Source data:

►

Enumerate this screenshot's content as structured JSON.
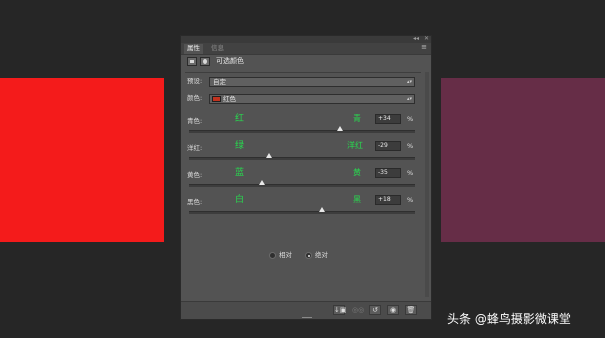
{
  "colors": {
    "background": "#262626",
    "left_swatch": "#f41b1b",
    "right_swatch": "#662d47",
    "slider_label_green": "#28d94f"
  },
  "panel": {
    "tabs": [
      "属性",
      "信息"
    ],
    "header_title": "可选颜色",
    "preset_label": "预设:",
    "preset_value": "自定",
    "color_label": "颜色:",
    "color_value": "红色",
    "sliders": [
      {
        "name": "青色:",
        "left": "红",
        "right": "青",
        "value": "+34",
        "unit": "%",
        "level": 34
      },
      {
        "name": "洋红:",
        "left": "绿",
        "right": "洋红",
        "value": "-29",
        "unit": "%",
        "level": -29
      },
      {
        "name": "黄色:",
        "left": "蓝",
        "right": "黄",
        "value": "-35",
        "unit": "%",
        "level": -35
      },
      {
        "name": "黑色:",
        "left": "白",
        "right": "黑",
        "value": "+18",
        "unit": "%",
        "level": 18
      }
    ],
    "method": {
      "relative": "相对",
      "absolute": "绝对",
      "selected": "absolute"
    }
  },
  "watermark": "头条 @蜂鸟摄影微课堂"
}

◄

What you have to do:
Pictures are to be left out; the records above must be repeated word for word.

Solved exercise:
Enumerate this screenshot's content as structured JSON.
{
  "colors": {
    "background": "#262626",
    "left_swatch": "#f41b1b",
    "right_swatch": "#662d47",
    "slider_label_green": "#28d94f"
  },
  "panel": {
    "tabs": [
      "属性",
      "信息"
    ],
    "header_title": "可选颜色",
    "preset_label": "预设:",
    "preset_value": "自定",
    "color_label": "颜色:",
    "color_value": "红色",
    "sliders": [
      {
        "name": "青色:",
        "left": "红",
        "right": "青",
        "value": "+34",
        "unit": "%",
        "level": 34
      },
      {
        "name": "洋红:",
        "left": "绿",
        "right": "洋红",
        "value": "-29",
        "unit": "%",
        "level": -29
      },
      {
        "name": "黄色:",
        "left": "蓝",
        "right": "黄",
        "value": "-35",
        "unit": "%",
        "level": -35
      },
      {
        "name": "黑色:",
        "left": "白",
        "right": "黑",
        "value": "+18",
        "unit": "%",
        "level": 18
      }
    ],
    "method": {
      "relative": "相对",
      "absolute": "绝对",
      "selected": "absolute"
    }
  },
  "watermark": "头条 @蜂鸟摄影微课堂"
}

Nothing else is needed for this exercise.